Over Controlling the Witness is Impeaching to Lose
The attorney who will not permit a witness to make an explanation, who instead insists on confining the witness to one word answers, who tries to smother anything he does not want to hear, destroys his own credibility in the process. Whenever a lawyer tries to force a witness to answer in just one word, the lawyer sends a clear and unmistakable signal to the entire courtroom that he is afraid of the witness and what the witness has to say about his case. In addition, such grooming and testimony destroys your ability to convince the jury that you are a truth-giver interested in justice rather than a game-player interested only in winning. Of course, I do not recommend ever giving the witness free reign to say whatever he wants, whenever he wants. So how does a trial lawyer navigate between these two extremes – over-grooming and unfettered testimony? First, the cross-examiner controls the witness by selection of subject matter of the questions. Second, as we will see in Tip No. 7 the cross-examiner controls the witness by exposing the witness as a partisan interested only in spouting self-serving answers rather than helping the jury find the truth.
The gamesmanship and simple lack of common courtesy of demands for only “yes” or “no” answers is so apparent to everyone in the courtroom that anyone who has ever tried this “yes” or “no” technique immediately feels guilty, mean, and harsh. I have even heard lawyers try to rationalize these feelings with a speech to the witness requesting only “yes” and “no” answers because the questions have been “carefully crafted.” This is even worse if you tell a witness that his lawyer will have an opportunity to ask additional questions and let him explain anything.

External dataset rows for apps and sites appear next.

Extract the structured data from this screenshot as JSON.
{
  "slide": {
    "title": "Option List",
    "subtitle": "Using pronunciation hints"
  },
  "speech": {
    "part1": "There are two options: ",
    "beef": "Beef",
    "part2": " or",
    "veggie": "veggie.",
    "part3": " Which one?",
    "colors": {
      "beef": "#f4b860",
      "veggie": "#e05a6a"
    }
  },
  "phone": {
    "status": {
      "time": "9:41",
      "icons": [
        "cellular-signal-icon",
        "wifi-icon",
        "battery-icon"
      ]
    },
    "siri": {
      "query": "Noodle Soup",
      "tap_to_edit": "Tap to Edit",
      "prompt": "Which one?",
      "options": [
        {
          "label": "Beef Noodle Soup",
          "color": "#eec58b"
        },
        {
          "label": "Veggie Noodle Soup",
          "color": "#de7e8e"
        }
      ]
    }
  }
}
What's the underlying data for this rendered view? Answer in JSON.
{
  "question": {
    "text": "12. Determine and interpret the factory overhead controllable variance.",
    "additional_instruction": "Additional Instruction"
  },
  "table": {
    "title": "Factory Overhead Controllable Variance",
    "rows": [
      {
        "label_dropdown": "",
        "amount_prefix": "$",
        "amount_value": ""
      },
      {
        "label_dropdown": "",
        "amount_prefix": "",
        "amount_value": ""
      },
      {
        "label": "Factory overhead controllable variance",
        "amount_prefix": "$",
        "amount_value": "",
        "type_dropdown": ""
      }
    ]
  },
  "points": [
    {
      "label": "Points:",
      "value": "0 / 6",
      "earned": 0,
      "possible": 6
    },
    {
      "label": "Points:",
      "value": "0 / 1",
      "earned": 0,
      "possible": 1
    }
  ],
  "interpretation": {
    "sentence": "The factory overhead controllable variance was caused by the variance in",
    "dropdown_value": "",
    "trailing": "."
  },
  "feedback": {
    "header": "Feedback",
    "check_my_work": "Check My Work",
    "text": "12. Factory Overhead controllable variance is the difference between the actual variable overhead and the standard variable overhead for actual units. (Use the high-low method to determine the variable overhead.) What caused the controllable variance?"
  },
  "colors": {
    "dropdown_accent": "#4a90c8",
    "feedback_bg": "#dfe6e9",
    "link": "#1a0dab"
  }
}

Why? Because this speech emphasizes that you do not want to hear, much less deal with, the whole truth.